The Patriotic War of the people of Abkhazia was a shock, a thunder in paradise for all the villagers of Zaur. On August 14, on the first day of hostilities on Abkhaz soil, in his native Starokuvinsk, Karachay-Cherkessia, the whole village gathered in the local House of Culture. There were outrages and calls, the volunteer recalls.

Soon Zaur with a group of men began to collect humanitarian aid. People gave to the Abkhaz people everything they could: food, money, tobacco.

After the liberation of Gagra in October 1992, a war veteran, Mohammed Kilba (Hero of Abkhazia, currently Secretary of the Security Council of Abkhazia - ed.) arrived on a two-day visit to the KChR. He returned to Abkhazia already with a group of volunteers, among whom was Zaur Dzugov.
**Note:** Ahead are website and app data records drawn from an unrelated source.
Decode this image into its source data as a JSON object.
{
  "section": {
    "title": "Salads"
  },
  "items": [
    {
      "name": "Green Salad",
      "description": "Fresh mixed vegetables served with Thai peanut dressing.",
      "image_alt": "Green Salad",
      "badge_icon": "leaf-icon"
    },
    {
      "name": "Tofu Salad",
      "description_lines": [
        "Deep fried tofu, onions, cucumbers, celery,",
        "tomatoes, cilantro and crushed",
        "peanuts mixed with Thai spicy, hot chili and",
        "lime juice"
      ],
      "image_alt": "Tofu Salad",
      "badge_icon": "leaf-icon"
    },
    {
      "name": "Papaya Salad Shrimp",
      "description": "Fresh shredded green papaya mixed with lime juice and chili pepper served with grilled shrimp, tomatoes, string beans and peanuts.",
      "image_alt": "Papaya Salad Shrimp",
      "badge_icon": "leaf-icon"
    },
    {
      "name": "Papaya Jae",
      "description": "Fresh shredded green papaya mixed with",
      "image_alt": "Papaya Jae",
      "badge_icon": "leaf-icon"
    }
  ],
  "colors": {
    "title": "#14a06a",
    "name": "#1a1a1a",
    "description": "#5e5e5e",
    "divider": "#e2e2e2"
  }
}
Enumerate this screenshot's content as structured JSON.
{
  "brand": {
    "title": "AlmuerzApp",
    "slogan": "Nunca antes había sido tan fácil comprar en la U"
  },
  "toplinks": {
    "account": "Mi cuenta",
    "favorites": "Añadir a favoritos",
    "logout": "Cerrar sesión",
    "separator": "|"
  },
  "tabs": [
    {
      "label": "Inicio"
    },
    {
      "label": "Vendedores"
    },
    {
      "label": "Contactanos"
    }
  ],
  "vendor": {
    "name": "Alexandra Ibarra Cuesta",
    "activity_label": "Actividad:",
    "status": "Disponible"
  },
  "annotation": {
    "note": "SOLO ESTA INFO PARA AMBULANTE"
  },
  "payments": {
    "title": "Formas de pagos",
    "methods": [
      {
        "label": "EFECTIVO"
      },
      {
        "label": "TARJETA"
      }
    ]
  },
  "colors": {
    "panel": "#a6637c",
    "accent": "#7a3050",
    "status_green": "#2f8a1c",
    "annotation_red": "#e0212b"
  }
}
“I made the decision overnight, without even thinking. Nobody knew anything at home. Then the parents were alive, the son was a little over a year old. But I did not discuss this decision with anyone,” says Zaur, and adds: “Mohammed Kilba was, and remains, our battalion commander. A professional military man with extensive experience in the military structures of the USSR, he knew military affairs very well, was older than we were, all the guys took his command. Muhammad was the one for us in the war after the Most High. He saved many lives.”

In total, 119 volunteers from Karachay-Cherkessia participated in the war for the liberation of Abkhazia, 13 of them died. The Union of Abkhaz volunteers was created in Cherkessk in memory of them and to support the families of the victims. At a certain time, the Union was headed by Zaur Dzugov.

With his active assistance in 2016, a monument to volunteers who died for the freedom and independence of Abkhazia appeared in Cherkessk. The monument was erected in the Walk of Fame in Victory Park next to the monument to the Afghan soldiers. On a granite stone about three meters high there is a black plate with the names of the dead carved on it.

This is the second monument to Abkhaz volunteers in Russia: the first is installed in the capital of Kabardino-Balkaria, the city of Nalchik.

Glory to the courage and feat of volunteers

More than two thousand volunteers from different countries participated in the hostilities in Abkhazia. Of these, 51 people today have the title of “Hero of Abkhazia”. 247 people were awarded the Order of Leon, 623 - the medal “For Courage”. More than 260 volunteers died.

In the heroic town of Gudauta, in front of the building, where during the war the headquarters of the Confederation of Mountain Peoples of the Caucasus was located, there is a memorial stele to volunteers. The authors of the memorial are artists Batal Dzhapua, Timur Kaitan and Beslan Bagatelia. There is an eagle on the stele - a symbol of freedom, under its left wing the Abkhaz flag is depicted, and under the right - the flag of the Confederation.

This is one of the forms of immortalization of the memory of the highest manifestation of courage and human spirit of Abkhaz volunteers.